# WHAT THE TASK REQUIRES
Among the entries below, find every line that has "this" and pull it out.

[MATERIAL TO PROCESS — start]

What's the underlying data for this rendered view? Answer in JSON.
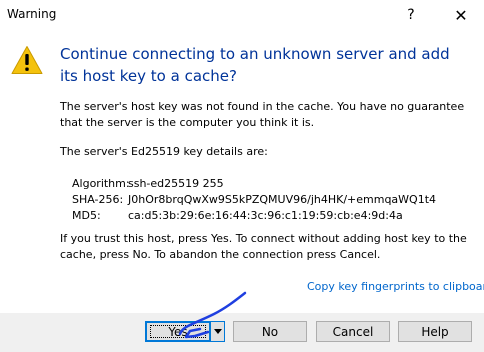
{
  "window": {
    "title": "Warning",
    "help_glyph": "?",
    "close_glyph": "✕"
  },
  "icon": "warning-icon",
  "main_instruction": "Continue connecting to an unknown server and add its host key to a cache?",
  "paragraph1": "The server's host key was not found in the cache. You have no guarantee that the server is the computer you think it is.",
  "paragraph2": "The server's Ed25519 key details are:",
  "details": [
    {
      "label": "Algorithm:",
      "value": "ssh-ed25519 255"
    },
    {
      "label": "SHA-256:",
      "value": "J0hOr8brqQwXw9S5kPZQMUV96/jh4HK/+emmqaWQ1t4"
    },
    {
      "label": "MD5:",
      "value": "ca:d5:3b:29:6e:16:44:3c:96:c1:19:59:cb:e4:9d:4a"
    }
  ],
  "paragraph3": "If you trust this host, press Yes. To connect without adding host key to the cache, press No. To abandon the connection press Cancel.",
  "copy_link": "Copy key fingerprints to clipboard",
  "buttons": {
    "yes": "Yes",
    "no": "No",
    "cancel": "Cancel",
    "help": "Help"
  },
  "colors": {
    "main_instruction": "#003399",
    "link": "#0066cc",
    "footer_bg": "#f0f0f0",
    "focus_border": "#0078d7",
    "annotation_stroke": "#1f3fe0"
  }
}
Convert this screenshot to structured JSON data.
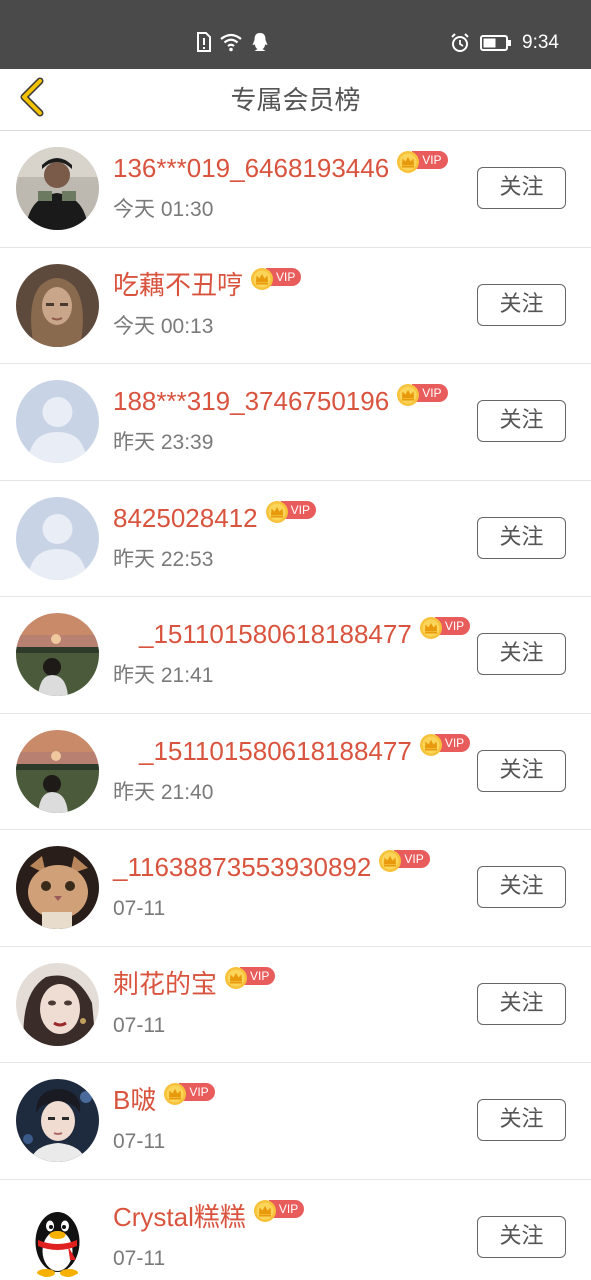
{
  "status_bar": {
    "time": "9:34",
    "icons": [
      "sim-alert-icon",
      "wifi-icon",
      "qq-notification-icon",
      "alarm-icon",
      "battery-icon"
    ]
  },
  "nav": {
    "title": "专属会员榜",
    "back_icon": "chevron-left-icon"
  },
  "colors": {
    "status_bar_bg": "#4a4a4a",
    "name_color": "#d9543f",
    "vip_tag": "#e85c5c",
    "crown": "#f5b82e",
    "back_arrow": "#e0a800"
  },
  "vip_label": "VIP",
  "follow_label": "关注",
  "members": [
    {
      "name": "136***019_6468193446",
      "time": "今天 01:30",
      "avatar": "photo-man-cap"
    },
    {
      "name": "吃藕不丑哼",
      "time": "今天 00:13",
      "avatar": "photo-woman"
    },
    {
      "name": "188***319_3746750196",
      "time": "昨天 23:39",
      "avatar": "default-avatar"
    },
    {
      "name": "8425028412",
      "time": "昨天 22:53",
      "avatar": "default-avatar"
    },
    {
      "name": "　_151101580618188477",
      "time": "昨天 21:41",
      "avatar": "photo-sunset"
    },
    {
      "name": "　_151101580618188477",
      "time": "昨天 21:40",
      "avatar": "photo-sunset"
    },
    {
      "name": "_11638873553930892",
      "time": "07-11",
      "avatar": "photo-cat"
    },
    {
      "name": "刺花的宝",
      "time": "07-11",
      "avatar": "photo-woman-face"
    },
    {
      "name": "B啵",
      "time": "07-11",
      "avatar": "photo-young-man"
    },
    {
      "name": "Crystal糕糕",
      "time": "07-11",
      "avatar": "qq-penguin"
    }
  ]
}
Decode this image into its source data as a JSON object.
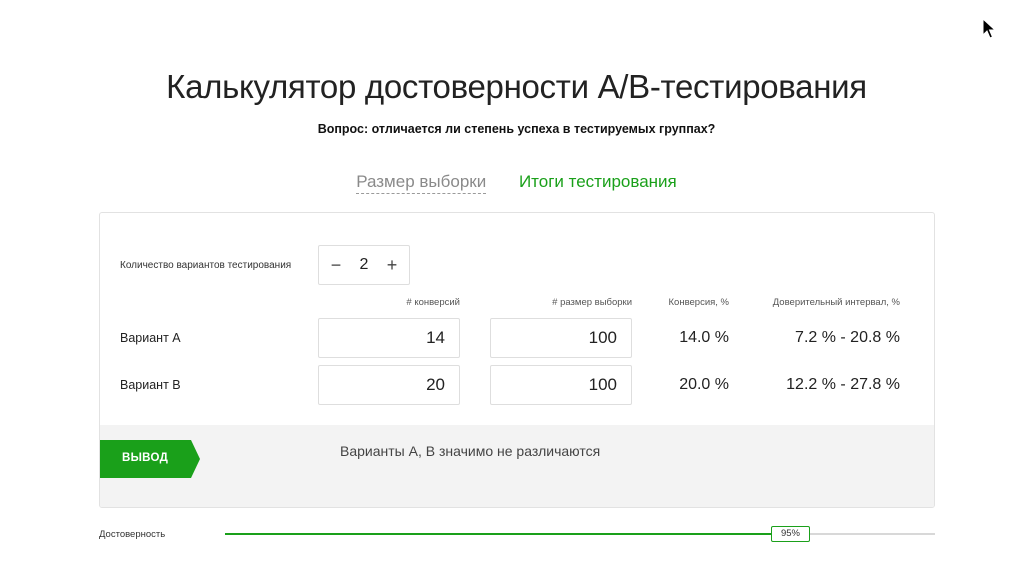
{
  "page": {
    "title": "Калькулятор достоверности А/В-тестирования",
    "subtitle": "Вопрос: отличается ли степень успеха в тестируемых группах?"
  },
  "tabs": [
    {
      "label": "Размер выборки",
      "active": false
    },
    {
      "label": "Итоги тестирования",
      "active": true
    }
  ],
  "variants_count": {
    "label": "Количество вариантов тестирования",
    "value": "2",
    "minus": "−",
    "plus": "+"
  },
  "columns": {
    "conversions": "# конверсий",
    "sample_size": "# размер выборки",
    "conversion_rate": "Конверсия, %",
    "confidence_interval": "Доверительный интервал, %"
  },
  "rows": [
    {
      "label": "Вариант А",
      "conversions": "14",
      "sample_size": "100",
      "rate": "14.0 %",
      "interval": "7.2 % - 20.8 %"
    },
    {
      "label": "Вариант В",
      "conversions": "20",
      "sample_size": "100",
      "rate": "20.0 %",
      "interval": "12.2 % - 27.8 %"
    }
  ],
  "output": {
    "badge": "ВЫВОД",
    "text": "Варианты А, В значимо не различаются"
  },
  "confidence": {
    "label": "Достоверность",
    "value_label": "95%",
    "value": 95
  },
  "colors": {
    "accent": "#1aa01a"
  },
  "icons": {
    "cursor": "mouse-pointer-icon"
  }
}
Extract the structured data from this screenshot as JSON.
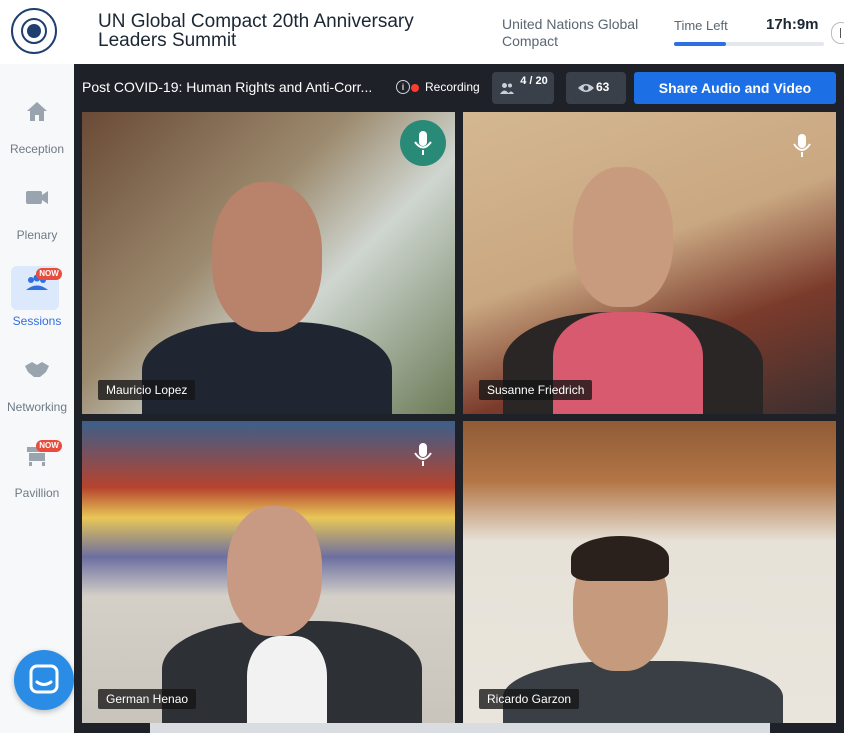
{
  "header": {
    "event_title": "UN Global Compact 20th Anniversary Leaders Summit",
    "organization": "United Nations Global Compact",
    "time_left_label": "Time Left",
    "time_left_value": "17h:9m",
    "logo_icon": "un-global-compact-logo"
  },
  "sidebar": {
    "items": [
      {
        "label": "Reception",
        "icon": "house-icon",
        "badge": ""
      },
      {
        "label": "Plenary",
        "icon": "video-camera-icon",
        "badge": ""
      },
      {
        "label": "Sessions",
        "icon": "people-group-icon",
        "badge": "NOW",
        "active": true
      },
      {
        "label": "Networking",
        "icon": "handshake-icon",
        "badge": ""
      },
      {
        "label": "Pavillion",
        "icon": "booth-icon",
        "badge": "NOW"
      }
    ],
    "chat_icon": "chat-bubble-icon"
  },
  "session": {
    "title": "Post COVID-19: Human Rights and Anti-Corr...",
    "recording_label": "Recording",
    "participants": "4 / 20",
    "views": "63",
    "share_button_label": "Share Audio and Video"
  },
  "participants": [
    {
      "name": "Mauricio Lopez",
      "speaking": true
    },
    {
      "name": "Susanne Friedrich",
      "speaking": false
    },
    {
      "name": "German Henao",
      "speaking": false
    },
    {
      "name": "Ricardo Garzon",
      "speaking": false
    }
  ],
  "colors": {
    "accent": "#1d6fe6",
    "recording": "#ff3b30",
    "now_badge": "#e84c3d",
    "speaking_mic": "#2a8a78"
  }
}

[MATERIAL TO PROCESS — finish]

# WRITTEN SOLUTION
What's the underlying data for this rendered view? Answer in JSON.
  "paragraph3": "If you trust this host, press Yes. To connect without adding host key to the cache, press No. To abandon the connection press Cancel.",
Convert this screenshot to structured JSON data.
Decode this image into its source data as a JSON object.
Extract the structured data from this screenshot as JSON.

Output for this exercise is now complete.